*** Opening MATERIAL TO PROCESS ***

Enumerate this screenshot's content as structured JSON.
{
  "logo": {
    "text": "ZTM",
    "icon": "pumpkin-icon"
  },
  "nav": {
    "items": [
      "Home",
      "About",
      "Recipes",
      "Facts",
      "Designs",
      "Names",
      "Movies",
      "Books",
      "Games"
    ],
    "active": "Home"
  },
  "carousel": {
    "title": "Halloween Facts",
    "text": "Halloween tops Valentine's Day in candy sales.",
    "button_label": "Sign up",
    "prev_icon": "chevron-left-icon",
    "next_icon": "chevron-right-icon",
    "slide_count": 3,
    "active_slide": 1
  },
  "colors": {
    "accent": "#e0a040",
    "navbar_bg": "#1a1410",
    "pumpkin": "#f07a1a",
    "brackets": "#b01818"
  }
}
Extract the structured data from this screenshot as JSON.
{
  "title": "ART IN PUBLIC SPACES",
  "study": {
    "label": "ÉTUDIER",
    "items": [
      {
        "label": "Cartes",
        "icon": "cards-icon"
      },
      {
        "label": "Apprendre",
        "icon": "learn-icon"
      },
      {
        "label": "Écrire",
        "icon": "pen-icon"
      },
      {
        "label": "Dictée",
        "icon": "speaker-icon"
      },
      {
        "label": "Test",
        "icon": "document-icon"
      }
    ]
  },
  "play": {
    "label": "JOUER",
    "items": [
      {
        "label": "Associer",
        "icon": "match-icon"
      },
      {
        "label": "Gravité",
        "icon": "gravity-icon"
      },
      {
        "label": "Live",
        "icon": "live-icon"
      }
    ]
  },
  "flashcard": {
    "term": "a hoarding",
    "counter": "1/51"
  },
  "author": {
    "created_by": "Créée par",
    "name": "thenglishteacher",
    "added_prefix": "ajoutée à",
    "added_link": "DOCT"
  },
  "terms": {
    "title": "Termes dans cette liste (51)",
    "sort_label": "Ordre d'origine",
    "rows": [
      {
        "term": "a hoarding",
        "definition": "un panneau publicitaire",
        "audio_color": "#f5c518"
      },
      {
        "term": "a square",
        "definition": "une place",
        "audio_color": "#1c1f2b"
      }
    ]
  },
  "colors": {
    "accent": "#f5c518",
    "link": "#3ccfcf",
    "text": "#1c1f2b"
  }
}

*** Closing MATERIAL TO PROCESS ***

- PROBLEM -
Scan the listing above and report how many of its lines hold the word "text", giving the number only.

- SOLUTION BELOW -
3